[Start of section]
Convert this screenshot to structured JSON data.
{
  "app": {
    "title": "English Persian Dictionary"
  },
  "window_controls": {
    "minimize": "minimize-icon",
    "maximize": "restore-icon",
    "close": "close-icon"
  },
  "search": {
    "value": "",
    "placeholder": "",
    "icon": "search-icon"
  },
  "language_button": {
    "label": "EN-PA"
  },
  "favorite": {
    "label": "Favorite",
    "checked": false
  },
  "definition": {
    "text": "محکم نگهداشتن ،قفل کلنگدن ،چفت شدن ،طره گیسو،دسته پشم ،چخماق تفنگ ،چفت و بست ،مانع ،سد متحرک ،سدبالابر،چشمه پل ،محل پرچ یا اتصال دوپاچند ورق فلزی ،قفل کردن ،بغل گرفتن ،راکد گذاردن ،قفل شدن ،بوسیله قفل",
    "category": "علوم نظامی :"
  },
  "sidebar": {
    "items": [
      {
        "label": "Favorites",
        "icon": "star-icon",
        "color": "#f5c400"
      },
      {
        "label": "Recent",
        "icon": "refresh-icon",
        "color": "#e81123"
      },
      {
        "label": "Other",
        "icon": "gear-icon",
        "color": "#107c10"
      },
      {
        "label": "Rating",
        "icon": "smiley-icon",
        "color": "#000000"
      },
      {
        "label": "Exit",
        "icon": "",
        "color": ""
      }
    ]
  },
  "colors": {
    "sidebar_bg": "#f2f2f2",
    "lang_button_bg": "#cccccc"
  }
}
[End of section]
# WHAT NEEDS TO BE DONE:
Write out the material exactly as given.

# FINISHED EXERCISE:
Convert this screenshot to structured JSON data.
{
  "app": {
    "title": "English Persian Dictionary"
  },
  "window_controls": {
    "minimize": "minimize-icon",
    "maximize": "restore-icon",
    "close": "close-icon"
  },
  "search": {
    "value": "",
    "placeholder": "",
    "icon": "search-icon"
  },
  "language_button": {
    "label": "EN-PA"
  },
  "favorite": {
    "label": "Favorite",
    "checked": false
  },
  "definition": {
    "text": "محکم نگهداشتن ،قفل کلنگدن ،چفت شدن ،طره گیسو،دسته پشم ،چخماق تفنگ ،چفت و بست ،مانع ،سد متحرک ،سدبالابر،چشمه پل ،محل پرچ یا اتصال دوپاچند ورق فلزی ،قفل کردن ،بغل گرفتن ،راکد گذاردن ،قفل شدن ،بوسیله قفل",
    "category": "علوم نظامی :"
  },
  "sidebar": {
    "items": [
      {
        "label": "Favorites",
        "icon": "star-icon",
        "color": "#f5c400"
      },
      {
        "label": "Recent",
        "icon": "refresh-icon",
        "color": "#e81123"
      },
      {
        "label": "Other",
        "icon": "gear-icon",
        "color": "#107c10"
      },
      {
        "label": "Rating",
        "icon": "smiley-icon",
        "color": "#000000"
      },
      {
        "label": "Exit",
        "icon": "",
        "color": ""
      }
    ]
  },
  "colors": {
    "sidebar_bg": "#f2f2f2",
    "lang_button_bg": "#cccccc"
  }
}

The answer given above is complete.